Journal Mobile

KM Venkat Narayan, EC Rhodes
Journal Issue: 
Volume 46: Issue 4: 2016

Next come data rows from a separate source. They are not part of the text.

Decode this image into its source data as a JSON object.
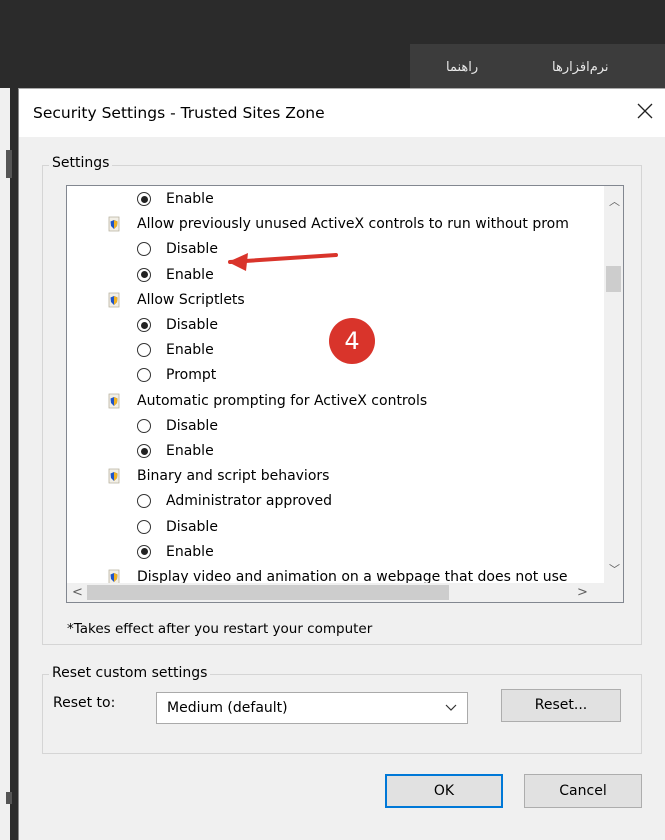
{
  "background": {
    "tabs": [
      "راهنما",
      "نرم‌افزارها"
    ]
  },
  "dialog": {
    "title": "Security Settings - Trusted Sites Zone",
    "close_icon": "close-icon",
    "settings_group_label": "Settings",
    "settings_list": [
      {
        "type": "radio",
        "label": "Enable",
        "checked": true
      },
      {
        "type": "category",
        "label": "Allow previously unused ActiveX controls to run without prom",
        "icon": "shield-icon"
      },
      {
        "type": "radio",
        "label": "Disable",
        "checked": false
      },
      {
        "type": "radio",
        "label": "Enable",
        "checked": true
      },
      {
        "type": "category",
        "label": "Allow Scriptlets",
        "icon": "shield-icon"
      },
      {
        "type": "radio",
        "label": "Disable",
        "checked": true
      },
      {
        "type": "radio",
        "label": "Enable",
        "checked": false
      },
      {
        "type": "radio",
        "label": "Prompt",
        "checked": false
      },
      {
        "type": "category",
        "label": "Automatic prompting for ActiveX controls",
        "icon": "shield-icon"
      },
      {
        "type": "radio",
        "label": "Disable",
        "checked": false
      },
      {
        "type": "radio",
        "label": "Enable",
        "checked": true
      },
      {
        "type": "category",
        "label": "Binary and script behaviors",
        "icon": "shield-icon"
      },
      {
        "type": "radio",
        "label": "Administrator approved",
        "checked": false
      },
      {
        "type": "radio",
        "label": "Disable",
        "checked": false
      },
      {
        "type": "radio",
        "label": "Enable",
        "checked": true
      },
      {
        "type": "category",
        "label": "Display video and animation on a webpage that does not use",
        "icon": "shield-icon"
      }
    ],
    "note": "*Takes effect after you restart your computer",
    "reset_group_label": "Reset custom settings",
    "reset_to_label": "Reset to:",
    "reset_select_value": "Medium (default)",
    "reset_button": "Reset...",
    "ok_button": "OK",
    "cancel_button": "Cancel"
  },
  "annotation": {
    "number": "4",
    "color": "#d9342b"
  }
}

The rapid growth of noncommunicable diseases represents a formidable global health challenge. Here we use type 2 diabetes as a case study to illustrate the rise of noncommunicable diseases and call attention to the important role of primary care systems in addressing these diseases in low- and middle-income countries. Comprehensive screening for diabetes should be implemented through primary care systems to increase early detection of prediabetes and undiagnosed diabetes – a first step to diabetes prevention and management. In addition, primary care systems should strengthen and expand capacity to link patients to appropriate interventions based on their diabetes status and provide care coordination (e.g. leveraging task-shifting and technology), and integrate clinic and community resources for diabetes prevention and control. Additional strategies should include continuous quality improvement, health systems strengthening, workforce development, and affordable and sustainable financing. Together, these actions could elevate the role of primary care in addressing diabetes in low- and middle-income countries and help advance global progress towards reducing diabetes complications, and also preventing or delaying diabetes among those at risk.